## DATA SHOWN
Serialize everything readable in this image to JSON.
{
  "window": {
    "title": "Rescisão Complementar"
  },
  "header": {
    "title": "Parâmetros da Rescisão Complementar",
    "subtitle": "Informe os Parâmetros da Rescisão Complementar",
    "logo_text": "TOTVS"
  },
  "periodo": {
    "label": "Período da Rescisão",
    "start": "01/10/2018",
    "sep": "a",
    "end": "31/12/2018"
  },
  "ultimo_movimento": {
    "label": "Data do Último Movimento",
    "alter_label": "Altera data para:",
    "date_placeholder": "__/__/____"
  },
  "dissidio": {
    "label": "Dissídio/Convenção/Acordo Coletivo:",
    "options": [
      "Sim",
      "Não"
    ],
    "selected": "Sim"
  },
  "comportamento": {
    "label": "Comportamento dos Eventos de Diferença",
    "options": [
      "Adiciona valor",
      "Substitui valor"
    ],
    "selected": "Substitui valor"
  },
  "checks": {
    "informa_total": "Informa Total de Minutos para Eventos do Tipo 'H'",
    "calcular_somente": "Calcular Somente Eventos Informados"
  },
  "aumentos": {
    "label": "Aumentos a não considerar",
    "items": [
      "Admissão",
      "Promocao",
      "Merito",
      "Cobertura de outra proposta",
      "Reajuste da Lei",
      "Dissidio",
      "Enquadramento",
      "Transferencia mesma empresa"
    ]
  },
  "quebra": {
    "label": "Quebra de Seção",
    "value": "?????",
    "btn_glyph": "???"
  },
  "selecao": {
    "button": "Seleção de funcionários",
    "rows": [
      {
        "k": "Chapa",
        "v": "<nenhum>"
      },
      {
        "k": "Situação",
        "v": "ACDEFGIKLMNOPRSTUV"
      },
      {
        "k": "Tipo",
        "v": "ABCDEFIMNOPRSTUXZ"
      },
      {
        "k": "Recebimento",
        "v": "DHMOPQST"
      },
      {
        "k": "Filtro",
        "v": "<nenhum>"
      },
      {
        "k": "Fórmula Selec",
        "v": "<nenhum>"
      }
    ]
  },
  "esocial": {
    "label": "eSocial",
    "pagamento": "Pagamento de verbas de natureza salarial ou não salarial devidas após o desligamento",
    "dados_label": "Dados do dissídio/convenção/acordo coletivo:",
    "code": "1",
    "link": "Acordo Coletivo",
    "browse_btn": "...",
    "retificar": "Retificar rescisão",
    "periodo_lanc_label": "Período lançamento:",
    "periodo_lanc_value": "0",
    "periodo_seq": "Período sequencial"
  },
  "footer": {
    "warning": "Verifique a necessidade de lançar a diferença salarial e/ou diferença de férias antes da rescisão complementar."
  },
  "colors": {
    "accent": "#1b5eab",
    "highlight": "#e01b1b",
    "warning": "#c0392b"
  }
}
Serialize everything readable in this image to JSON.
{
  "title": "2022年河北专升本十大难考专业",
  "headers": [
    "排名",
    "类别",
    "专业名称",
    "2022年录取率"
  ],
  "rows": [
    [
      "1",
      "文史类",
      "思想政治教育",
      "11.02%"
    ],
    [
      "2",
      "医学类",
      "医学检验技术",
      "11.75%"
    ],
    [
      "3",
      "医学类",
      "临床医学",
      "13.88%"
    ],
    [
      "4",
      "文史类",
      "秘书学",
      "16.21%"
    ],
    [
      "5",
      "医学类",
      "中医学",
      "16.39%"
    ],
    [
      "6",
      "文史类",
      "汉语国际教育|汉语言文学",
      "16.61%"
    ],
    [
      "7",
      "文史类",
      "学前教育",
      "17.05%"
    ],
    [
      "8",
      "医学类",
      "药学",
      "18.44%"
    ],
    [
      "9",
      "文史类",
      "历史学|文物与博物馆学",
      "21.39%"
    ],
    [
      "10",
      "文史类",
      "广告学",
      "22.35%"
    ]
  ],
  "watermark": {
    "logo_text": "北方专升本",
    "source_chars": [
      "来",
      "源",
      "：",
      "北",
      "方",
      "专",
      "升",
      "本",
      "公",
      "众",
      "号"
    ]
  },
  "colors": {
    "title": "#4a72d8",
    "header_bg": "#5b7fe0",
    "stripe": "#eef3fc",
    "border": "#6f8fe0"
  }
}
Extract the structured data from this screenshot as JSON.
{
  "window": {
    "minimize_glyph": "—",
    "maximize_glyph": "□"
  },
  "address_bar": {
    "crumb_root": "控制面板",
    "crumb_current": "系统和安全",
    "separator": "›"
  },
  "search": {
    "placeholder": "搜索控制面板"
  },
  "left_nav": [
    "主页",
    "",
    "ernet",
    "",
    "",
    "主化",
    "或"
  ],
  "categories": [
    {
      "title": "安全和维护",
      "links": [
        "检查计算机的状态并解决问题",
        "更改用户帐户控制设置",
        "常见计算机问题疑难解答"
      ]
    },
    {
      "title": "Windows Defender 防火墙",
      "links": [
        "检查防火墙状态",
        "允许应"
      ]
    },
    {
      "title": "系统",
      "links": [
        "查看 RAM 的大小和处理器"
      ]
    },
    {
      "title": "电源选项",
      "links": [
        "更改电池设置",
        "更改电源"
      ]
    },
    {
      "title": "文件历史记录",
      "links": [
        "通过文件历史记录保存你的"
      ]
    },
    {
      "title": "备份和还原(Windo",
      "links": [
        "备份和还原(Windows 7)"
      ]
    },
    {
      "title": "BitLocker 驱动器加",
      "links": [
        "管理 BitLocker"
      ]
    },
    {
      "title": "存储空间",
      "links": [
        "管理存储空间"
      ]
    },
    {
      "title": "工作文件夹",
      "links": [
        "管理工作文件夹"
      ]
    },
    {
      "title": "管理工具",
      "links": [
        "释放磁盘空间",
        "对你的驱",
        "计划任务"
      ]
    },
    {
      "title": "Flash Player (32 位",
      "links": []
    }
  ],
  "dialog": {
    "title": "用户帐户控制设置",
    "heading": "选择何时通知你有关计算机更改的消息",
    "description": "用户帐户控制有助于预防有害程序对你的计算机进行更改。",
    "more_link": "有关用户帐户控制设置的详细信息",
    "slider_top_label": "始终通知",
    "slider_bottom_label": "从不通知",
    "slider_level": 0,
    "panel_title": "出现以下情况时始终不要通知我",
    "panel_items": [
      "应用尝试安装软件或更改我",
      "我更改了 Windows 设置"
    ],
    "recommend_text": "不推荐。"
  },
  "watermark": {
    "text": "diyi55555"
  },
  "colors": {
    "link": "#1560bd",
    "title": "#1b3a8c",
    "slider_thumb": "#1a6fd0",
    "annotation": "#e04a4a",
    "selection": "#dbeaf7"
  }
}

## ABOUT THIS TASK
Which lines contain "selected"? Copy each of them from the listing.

## SOLUTION TO THIS PROBLEM
    "selected": "Sim"
    "selected": "Substitui valor"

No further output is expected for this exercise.